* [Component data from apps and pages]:
---------------
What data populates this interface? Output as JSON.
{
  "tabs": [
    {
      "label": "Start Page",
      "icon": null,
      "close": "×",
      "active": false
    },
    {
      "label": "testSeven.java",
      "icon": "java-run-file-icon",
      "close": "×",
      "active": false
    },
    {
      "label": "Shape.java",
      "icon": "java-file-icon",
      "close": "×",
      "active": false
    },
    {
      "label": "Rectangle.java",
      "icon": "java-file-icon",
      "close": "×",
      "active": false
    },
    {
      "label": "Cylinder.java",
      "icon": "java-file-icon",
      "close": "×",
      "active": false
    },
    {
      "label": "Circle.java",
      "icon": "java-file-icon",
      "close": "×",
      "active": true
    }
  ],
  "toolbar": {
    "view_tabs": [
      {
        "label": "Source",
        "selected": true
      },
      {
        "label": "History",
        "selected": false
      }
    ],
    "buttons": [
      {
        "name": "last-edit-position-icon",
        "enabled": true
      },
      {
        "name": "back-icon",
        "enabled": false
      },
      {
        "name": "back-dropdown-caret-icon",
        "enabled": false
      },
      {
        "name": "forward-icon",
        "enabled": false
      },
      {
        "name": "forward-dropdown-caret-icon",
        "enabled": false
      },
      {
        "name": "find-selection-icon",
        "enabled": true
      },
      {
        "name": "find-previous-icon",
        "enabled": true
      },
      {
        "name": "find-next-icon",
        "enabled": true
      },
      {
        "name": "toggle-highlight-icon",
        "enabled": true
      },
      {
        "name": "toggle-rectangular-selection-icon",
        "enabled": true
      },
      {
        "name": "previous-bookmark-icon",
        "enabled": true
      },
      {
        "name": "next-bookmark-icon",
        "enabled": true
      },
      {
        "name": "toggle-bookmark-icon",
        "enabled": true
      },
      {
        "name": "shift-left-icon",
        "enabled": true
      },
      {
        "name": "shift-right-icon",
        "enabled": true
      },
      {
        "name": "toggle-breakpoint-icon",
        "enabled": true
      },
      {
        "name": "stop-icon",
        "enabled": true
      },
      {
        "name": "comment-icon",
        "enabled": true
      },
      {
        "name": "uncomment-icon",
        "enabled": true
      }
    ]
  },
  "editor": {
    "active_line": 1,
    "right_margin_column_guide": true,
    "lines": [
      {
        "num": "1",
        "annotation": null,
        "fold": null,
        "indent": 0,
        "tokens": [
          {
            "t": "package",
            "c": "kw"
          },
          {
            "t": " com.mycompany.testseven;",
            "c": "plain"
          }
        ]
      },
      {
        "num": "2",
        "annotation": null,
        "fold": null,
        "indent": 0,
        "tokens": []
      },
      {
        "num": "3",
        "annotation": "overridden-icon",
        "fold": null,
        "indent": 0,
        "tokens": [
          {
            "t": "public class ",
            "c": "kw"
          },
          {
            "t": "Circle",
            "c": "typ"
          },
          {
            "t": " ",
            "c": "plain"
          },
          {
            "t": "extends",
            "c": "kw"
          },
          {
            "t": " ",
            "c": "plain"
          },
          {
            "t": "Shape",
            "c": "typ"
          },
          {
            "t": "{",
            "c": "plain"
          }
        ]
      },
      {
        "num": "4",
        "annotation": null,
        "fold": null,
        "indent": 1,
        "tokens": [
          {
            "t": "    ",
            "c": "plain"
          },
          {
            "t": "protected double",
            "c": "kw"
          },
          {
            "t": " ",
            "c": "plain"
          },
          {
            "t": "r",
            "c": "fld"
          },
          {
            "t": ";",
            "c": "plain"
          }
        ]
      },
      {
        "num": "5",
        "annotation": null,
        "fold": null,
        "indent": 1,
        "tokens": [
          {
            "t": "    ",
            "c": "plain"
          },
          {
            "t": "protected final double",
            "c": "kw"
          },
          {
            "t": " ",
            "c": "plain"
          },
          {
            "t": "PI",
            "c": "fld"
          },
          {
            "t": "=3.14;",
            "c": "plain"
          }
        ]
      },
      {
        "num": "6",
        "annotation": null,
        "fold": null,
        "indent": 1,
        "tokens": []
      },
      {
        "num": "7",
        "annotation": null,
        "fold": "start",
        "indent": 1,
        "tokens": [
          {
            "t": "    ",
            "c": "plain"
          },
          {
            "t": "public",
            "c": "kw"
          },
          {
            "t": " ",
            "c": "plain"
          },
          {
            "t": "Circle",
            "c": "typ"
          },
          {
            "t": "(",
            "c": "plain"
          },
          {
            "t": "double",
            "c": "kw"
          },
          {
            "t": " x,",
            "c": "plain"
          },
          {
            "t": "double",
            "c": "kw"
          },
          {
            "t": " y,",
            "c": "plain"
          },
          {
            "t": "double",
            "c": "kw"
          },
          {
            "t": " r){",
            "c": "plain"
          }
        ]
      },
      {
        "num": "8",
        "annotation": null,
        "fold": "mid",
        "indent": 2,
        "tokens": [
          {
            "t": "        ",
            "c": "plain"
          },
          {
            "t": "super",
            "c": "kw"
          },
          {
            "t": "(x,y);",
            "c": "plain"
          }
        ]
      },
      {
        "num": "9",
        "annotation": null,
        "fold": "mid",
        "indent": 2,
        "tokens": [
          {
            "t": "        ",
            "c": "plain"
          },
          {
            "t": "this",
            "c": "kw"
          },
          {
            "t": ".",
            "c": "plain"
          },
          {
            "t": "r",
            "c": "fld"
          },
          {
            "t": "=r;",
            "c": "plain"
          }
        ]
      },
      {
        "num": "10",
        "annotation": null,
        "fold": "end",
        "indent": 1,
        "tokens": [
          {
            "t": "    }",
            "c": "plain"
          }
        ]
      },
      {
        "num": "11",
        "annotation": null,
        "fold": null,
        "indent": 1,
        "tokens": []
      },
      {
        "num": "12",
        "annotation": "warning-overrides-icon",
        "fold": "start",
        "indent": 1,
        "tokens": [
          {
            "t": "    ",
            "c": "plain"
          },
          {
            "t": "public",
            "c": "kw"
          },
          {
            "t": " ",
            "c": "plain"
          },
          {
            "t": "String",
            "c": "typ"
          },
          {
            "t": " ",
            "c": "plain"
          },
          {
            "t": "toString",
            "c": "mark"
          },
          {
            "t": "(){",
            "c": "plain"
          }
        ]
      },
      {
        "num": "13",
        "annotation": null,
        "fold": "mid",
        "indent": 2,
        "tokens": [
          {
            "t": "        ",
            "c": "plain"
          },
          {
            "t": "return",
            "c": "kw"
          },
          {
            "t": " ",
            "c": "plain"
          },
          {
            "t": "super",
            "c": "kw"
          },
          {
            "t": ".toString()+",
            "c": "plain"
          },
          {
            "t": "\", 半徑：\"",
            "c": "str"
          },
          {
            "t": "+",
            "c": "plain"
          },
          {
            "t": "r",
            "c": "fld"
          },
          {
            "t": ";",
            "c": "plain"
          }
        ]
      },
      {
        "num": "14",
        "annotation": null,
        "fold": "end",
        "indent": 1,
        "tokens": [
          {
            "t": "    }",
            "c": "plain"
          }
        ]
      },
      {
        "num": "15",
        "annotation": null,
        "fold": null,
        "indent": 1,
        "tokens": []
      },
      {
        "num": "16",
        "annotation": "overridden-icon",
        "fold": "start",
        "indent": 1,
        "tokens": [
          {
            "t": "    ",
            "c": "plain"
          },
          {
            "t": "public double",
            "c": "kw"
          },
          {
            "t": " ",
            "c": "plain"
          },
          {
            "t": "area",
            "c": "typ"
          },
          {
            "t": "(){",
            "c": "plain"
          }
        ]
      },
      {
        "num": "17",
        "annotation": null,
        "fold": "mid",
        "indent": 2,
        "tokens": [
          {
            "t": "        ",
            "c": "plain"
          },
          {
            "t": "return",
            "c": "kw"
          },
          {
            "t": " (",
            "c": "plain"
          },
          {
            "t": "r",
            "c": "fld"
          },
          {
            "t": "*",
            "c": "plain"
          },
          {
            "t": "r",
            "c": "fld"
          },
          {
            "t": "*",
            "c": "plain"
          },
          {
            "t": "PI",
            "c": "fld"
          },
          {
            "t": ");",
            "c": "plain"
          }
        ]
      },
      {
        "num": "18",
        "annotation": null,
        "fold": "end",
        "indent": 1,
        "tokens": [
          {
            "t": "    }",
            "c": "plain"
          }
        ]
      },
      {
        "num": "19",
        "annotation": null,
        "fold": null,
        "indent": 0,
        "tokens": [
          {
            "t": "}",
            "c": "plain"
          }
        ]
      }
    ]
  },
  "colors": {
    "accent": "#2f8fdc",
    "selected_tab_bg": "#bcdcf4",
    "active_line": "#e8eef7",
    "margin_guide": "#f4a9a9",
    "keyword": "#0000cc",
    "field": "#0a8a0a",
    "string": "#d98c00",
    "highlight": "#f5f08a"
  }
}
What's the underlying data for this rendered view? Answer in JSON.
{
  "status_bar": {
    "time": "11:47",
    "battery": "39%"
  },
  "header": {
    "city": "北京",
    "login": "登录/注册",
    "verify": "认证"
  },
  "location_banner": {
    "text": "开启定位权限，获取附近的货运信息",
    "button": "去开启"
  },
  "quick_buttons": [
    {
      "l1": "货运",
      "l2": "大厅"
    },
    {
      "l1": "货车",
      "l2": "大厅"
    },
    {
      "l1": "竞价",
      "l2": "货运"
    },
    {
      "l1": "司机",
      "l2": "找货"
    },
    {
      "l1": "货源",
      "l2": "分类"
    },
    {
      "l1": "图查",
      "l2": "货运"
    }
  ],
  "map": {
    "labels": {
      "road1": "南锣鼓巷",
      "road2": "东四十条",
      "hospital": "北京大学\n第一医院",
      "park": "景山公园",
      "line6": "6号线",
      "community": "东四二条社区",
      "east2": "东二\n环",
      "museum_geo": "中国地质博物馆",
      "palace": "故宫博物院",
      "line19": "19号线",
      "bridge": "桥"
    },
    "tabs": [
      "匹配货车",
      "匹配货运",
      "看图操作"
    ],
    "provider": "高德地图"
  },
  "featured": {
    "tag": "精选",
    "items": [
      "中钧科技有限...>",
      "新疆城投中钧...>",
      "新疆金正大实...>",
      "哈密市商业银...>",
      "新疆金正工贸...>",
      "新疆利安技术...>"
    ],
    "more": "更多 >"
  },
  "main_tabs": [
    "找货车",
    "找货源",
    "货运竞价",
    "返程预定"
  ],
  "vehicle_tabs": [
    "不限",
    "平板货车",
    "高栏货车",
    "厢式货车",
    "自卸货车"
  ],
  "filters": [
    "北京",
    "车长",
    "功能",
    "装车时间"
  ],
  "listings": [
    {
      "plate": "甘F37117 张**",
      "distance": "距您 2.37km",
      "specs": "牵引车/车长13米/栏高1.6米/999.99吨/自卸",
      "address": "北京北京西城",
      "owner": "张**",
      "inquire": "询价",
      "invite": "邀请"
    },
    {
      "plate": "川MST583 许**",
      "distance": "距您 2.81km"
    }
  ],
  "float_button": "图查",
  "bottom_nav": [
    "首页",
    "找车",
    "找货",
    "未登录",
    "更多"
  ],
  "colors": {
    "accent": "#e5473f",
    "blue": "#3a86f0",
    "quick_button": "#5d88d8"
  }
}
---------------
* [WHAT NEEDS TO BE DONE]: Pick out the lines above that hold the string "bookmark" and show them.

* [ANSWER FOR THE TASK]:
        "name": "previous-bookmark-icon",
        "name": "next-bookmark-icon",
        "name": "toggle-bookmark-icon",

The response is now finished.